START Records

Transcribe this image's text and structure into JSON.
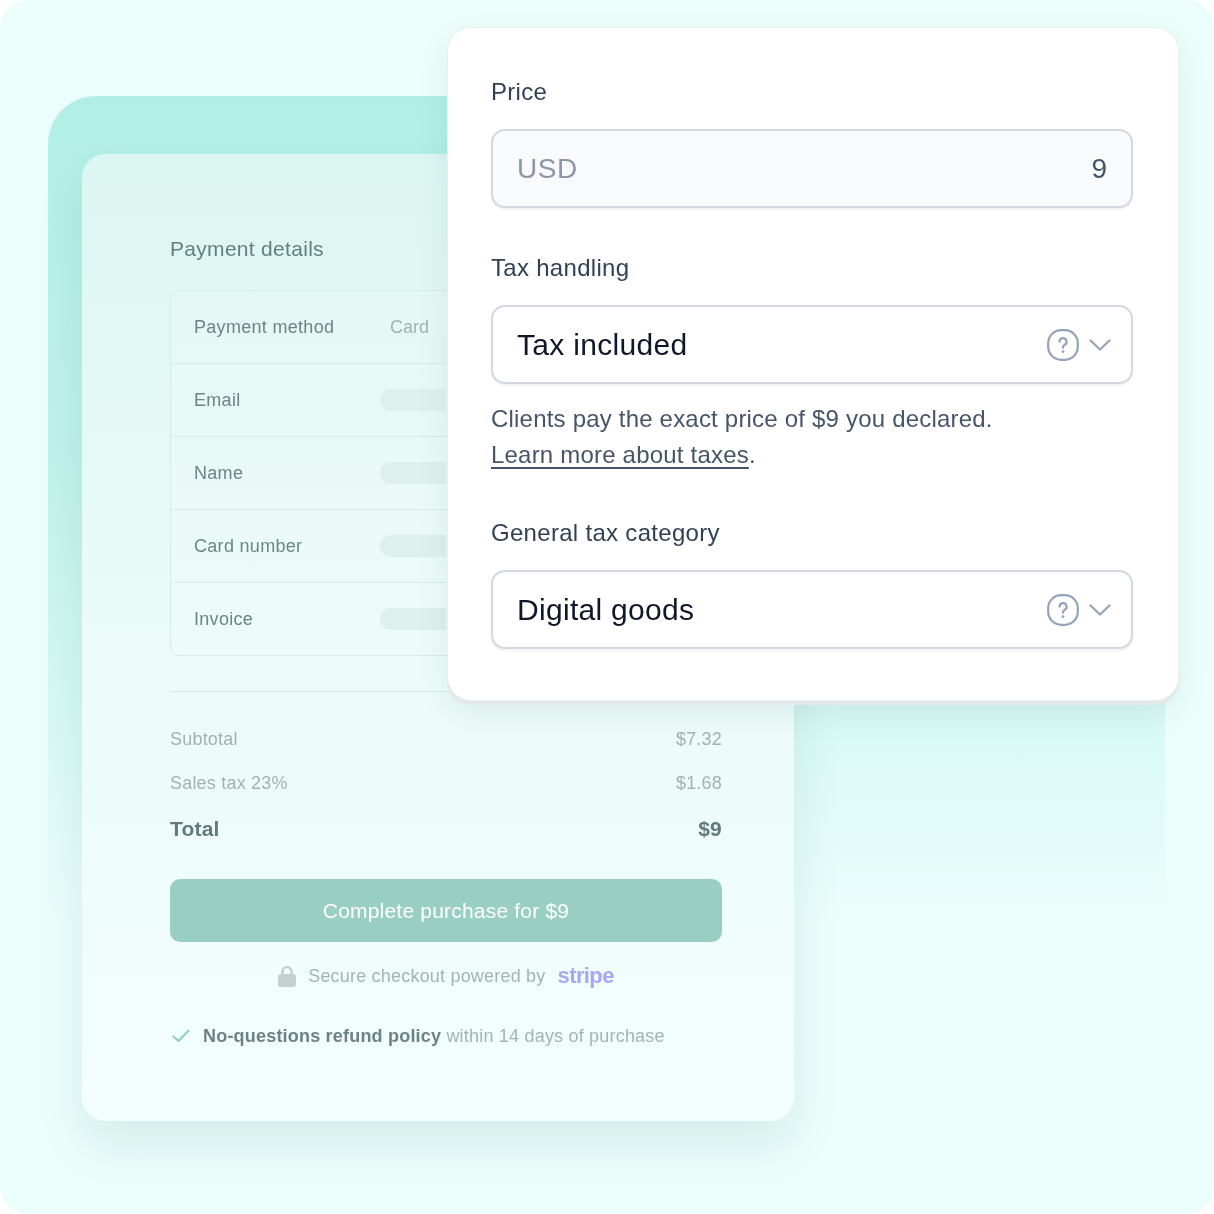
{
  "checkout": {
    "title": "Payment details",
    "rows": [
      {
        "kind": "value",
        "label": "Payment method",
        "value": "Card"
      },
      {
        "kind": "blank",
        "label": "Email"
      },
      {
        "kind": "blank",
        "label": "Name"
      },
      {
        "kind": "blank",
        "label": "Card number"
      },
      {
        "kind": "blank",
        "label": "Invoice"
      }
    ],
    "summary": [
      {
        "kind": "line",
        "label": "Subtotal",
        "amount": "$7.32"
      },
      {
        "kind": "line",
        "label": "Sales tax 23%",
        "amount": "$1.68"
      },
      {
        "kind": "total",
        "label": "Total",
        "amount": "$9"
      }
    ],
    "button": "Complete purchase for $9",
    "secure": {
      "text": "Secure checkout powered by",
      "brand": "stripe"
    },
    "refund": "**No-questions refund policy** within 14 days of purchase"
  },
  "settings": {
    "fields": [
      {
        "kind": "price",
        "label": "Price",
        "currency": "USD",
        "value": "9"
      },
      {
        "kind": "select",
        "label": "Tax handling",
        "value": "Tax included",
        "note": {
          "text": "Clients pay the exact price of $9 you declared.",
          "link": "Learn more about taxes",
          "end": "."
        }
      },
      {
        "kind": "select",
        "label": "General tax category",
        "value": "Digital goods"
      }
    ]
  }
}
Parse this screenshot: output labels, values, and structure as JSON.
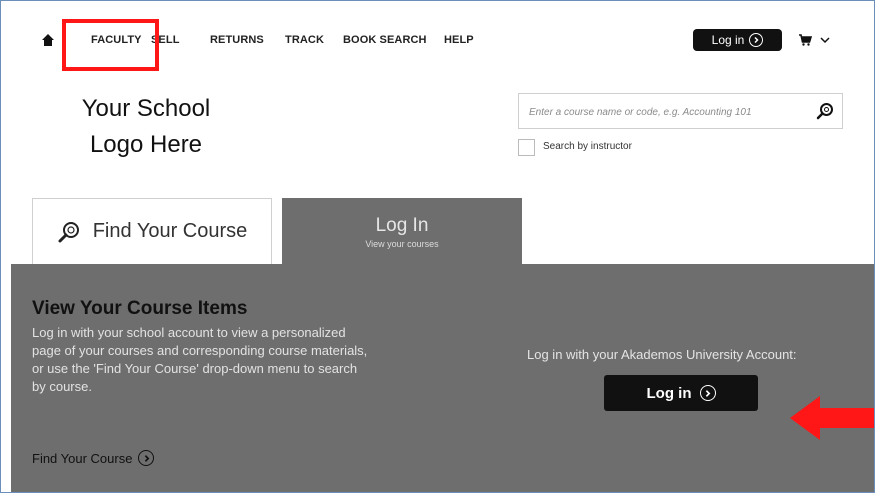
{
  "nav": {
    "items": [
      "FACULTY",
      "SELL",
      "RETURNS",
      "TRACK",
      "BOOK SEARCH",
      "HELP"
    ],
    "login_label": "Log in"
  },
  "logo": {
    "line1": "Your School",
    "line2": "Logo Here"
  },
  "search": {
    "placeholder": "Enter a course name or code, e.g. Accounting 101",
    "by_instructor_label": "Search by instructor"
  },
  "tabs": {
    "find": {
      "label": "Find Your Course"
    },
    "login": {
      "label": "Log In",
      "sub": "View your courses"
    }
  },
  "panel": {
    "title": "View Your Course Items",
    "description": "Log in with your school account to view a personalized page of your courses and corresponding course materials, or use the 'Find Your Course' drop-down menu to search by course.",
    "find_link": "Find Your Course",
    "account_text": "Log in with your Akademos University Account:",
    "login_button": "Log in"
  },
  "colors": {
    "highlight": "#ff1616",
    "panel_bg": "#6e6e6e",
    "button_dark": "#111111"
  },
  "icons": [
    "home-icon",
    "cart-icon",
    "chevron-down-icon",
    "search-icon",
    "chevron-right-icon",
    "arrow-left-icon"
  ]
}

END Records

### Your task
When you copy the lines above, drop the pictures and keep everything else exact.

### Reply
Transcribe this image's text and structure into JSON.
{
  "checkout": {
    "title": "Payment details",
    "rows": [
      {
        "kind": "value",
        "label": "Payment method",
        "value": "Card"
      },
      {
        "kind": "blank",
        "label": "Email"
      },
      {
        "kind": "blank",
        "label": "Name"
      },
      {
        "kind": "blank",
        "label": "Card number"
      },
      {
        "kind": "blank",
        "label": "Invoice"
      }
    ],
    "summary": [
      {
        "kind": "line",
        "label": "Subtotal",
        "amount": "$7.32"
      },
      {
        "kind": "line",
        "label": "Sales tax 23%",
        "amount": "$1.68"
      },
      {
        "kind": "total",
        "label": "Total",
        "amount": "$9"
      }
    ],
    "button": "Complete purchase for $9",
    "secure": {
      "text": "Secure checkout powered by",
      "brand": "stripe"
    },
    "refund": "**No-questions refund policy** within 14 days of purchase"
  },
  "settings": {
    "fields": [
      {
        "kind": "price",
        "label": "Price",
        "currency": "USD",
        "value": "9"
      },
      {
        "kind": "select",
        "label": "Tax handling",
        "value": "Tax included",
        "note": {
          "text": "Clients pay the exact price of $9 you declared.",
          "link": "Learn more about taxes",
          "end": "."
        }
      },
      {
        "kind": "select",
        "label": "General tax category",
        "value": "Digital goods"
      }
    ]
  }
}
Parse this screenshot: output labels, values, and structure as JSON.
{
  "nav": {
    "items": [
      "FACULTY",
      "SELL",
      "RETURNS",
      "TRACK",
      "BOOK SEARCH",
      "HELP"
    ],
    "login_label": "Log in"
  },
  "logo": {
    "line1": "Your School",
    "line2": "Logo Here"
  },
  "search": {
    "placeholder": "Enter a course name or code, e.g. Accounting 101",
    "by_instructor_label": "Search by instructor"
  },
  "tabs": {
    "find": {
      "label": "Find Your Course"
    },
    "login": {
      "label": "Log In",
      "sub": "View your courses"
    }
  },
  "panel": {
    "title": "View Your Course Items",
    "description": "Log in with your school account to view a personalized page of your courses and corresponding course materials, or use the 'Find Your Course' drop-down menu to search by course.",
    "find_link": "Find Your Course",
    "account_text": "Log in with your Akademos University Account:",
    "login_button": "Log in"
  },
  "colors": {
    "highlight": "#ff1616",
    "panel_bg": "#6e6e6e",
    "button_dark": "#111111"
  },
  "icons": [
    "home-icon",
    "cart-icon",
    "chevron-down-icon",
    "search-icon",
    "chevron-right-icon",
    "arrow-left-icon"
  ]
}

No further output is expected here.